Home to Facebook and the Stanford Research Institute, Menlo Park has an expensive housing market. Its price-to-rent ratio is 27.18, but census figures show there’s a strong supply of housing for renting, with 43.8% of units renter occupied. Affordability is not one of its virtues, even for those at the median income here, since renters spend roughly 41.3% of their income of $112,262 on housing costs.
This small San Jose neighbor walks a different path than the other cities in Silicon Valley: It isn’t a base for computer giants, but Campbell is big for people who don’t own a home — 48.2% of housing is occupied by renters.
8. Santa Clara
Santa Clara, San Jose’s neighbor, boasts a large renter population, with 54.9% of housing occupied by renters, in part because of the student population at Santa Clara University and people who work at Applied Materials, Intel and other companies in the city. The median rent of $2,740 is comparable to other cities in the top 10, but its price-to-rent ratio of 21.13 is lower.
As the closest East Bay city to Silicon Valley, Fremont still has a high median rent of $2,319. Renters spend 27.41% of the median household income of $101,535 on housing costs. Its price-to-rent ratio and percentage of rental housing are lower than in other cities in the top 10, though, making it friendlier for homeowners.
This city in Alameda County has grown by over 30,000 people in the past few decades, but only 35.6% of housing is renter occupied. Compared to the top nine cities, future homeowners will find Dublin is a better choice with its lower price-to-rent ratio of 20.15. But there’s good news, too, if you plan to rent — the city’s vacancy rate of 5.9% is relatively high for the Bay Area.
Check out this interactive map of our top 10 cities for renters in the San Francisco Bay Area. Click on each icon to see the city’s overall score.
Top 20 Cities to Rent, Not Buy, in the San Francisco Bay Area
The score for each place is from the following data:
1. Price-to-rent ratio is 34% of the score. The data are from Zillow, which the real estate website aggregates from its historical listings.
2. Percentage of renter-occupied housing is 16.5% of the score. The figures are from the U.S. Census Bureau’s 2013 ACS, data set DP04.
3. Median rental vacancy rate is 16.5% of the score. The figures are from the U.S. Census Bureau’s 2013 ACS, data set DP04.
4. Rent as a percentage of income is 33% of the score. This percentage is Zillow’s median rent averaged from July to September 2014 and the U.S. Census Bureau’s 2013 median household income. Rental housing includes one- to five-bedroom homes, single-family residencies, condominiums and cooperative housing.

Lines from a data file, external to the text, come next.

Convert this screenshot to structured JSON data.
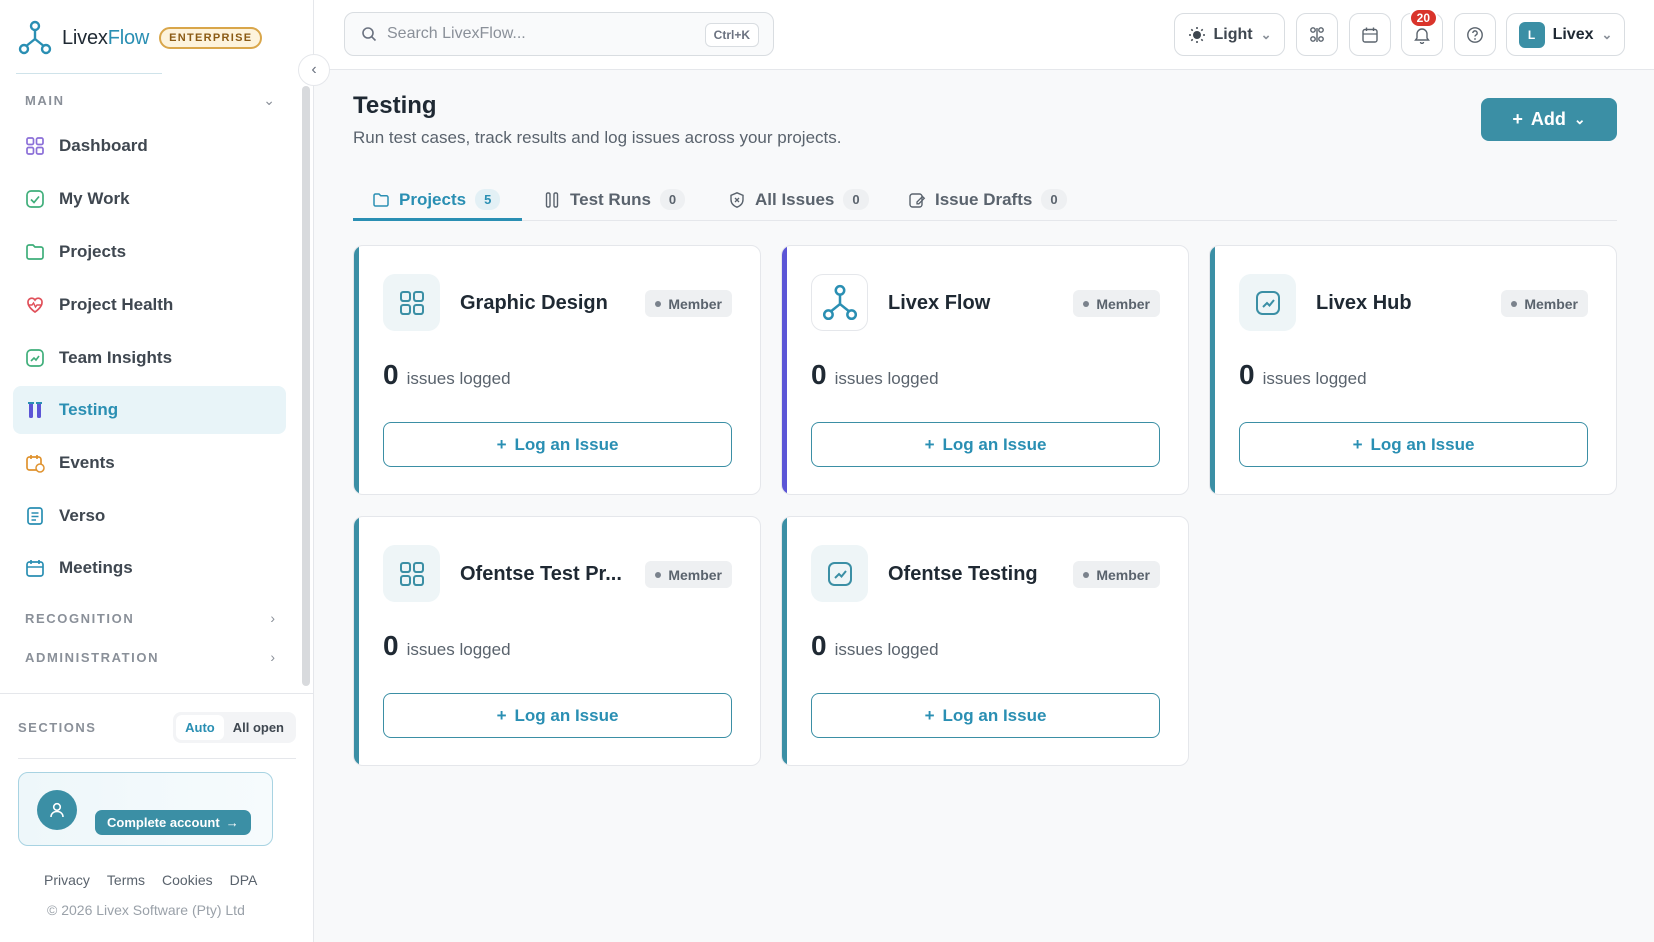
{
  "brand": {
    "name_plain": "Livex",
    "name_accent": "Flow",
    "badge": "ENTERPRISE"
  },
  "sidebar": {
    "main_label": "MAIN",
    "items": [
      {
        "label": "Dashboard",
        "icon": "grid-icon"
      },
      {
        "label": "My Work",
        "icon": "check-square-icon"
      },
      {
        "label": "Projects",
        "icon": "folder-icon"
      },
      {
        "label": "Project Health",
        "icon": "heart-pulse-icon"
      },
      {
        "label": "Team Insights",
        "icon": "trend-icon"
      },
      {
        "label": "Testing",
        "icon": "test-tubes-icon",
        "active": true
      },
      {
        "label": "Events",
        "icon": "calendar-clock-icon"
      },
      {
        "label": "Verso",
        "icon": "notebook-icon"
      },
      {
        "label": "Meetings",
        "icon": "calendar-icon"
      }
    ],
    "recognition_label": "RECOGNITION",
    "administration_label": "ADMINISTRATION",
    "sections_label": "SECTIONS",
    "sections_auto": "Auto",
    "sections_all_open": "All open",
    "complete_account": "Complete account",
    "footer_links": [
      "Privacy",
      "Terms",
      "Cookies",
      "DPA"
    ],
    "copyright": "© 2026 Livex Software (Pty) Ltd"
  },
  "topbar": {
    "search_placeholder": "Search LivexFlow...",
    "search_shortcut": "Ctrl+K",
    "theme_label": "Light",
    "notification_count": "20",
    "user_initial": "L",
    "user_name": "Livex"
  },
  "page": {
    "title": "Testing",
    "subtitle": "Run test cases, track results and log issues across your projects.",
    "add_label": "Add"
  },
  "tabs": [
    {
      "label": "Projects",
      "count": "5",
      "active": true
    },
    {
      "label": "Test Runs",
      "count": "0"
    },
    {
      "label": "All Issues",
      "count": "0"
    },
    {
      "label": "Issue Drafts",
      "count": "0"
    }
  ],
  "projects": [
    {
      "name": "Graphic Design",
      "role": "Member",
      "issues": "0",
      "issues_label": "issues logged",
      "action": "Log an Issue",
      "icon": "grid-icon",
      "stripe": "#3b8fa5"
    },
    {
      "name": "Livex Flow",
      "role": "Member",
      "issues": "0",
      "issues_label": "issues logged",
      "action": "Log an Issue",
      "icon": "livexflow-logo-icon",
      "stripe": "#5b55d6"
    },
    {
      "name": "Livex Hub",
      "role": "Member",
      "issues": "0",
      "issues_label": "issues logged",
      "action": "Log an Issue",
      "icon": "trend-icon",
      "stripe": "#3b8fa5"
    },
    {
      "name": "Ofentse Test Pr...",
      "role": "Member",
      "issues": "0",
      "issues_label": "issues logged",
      "action": "Log an Issue",
      "icon": "grid-icon",
      "stripe": "#3b8fa5"
    },
    {
      "name": "Ofentse Testing",
      "role": "Member",
      "issues": "0",
      "issues_label": "issues logged",
      "action": "Log an Issue",
      "icon": "trend-icon",
      "stripe": "#3b8fa5"
    }
  ],
  "colors": {
    "accent": "#2a8fb3",
    "primary_button": "#3b8fa5",
    "notification": "#d9342b"
  }
}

NerdWallet crunched the data for 65 places — cities and towns — in the San Francisco Bay Area. Only places with over 20,000 residents were analyzed. Although census data offer a detailed look at housing across the Bay Area, the figures provide a limited picture of the current rental market.
Top 20 cities for renters in the San Francisco Bay Area (full rankings)
Image via iStock.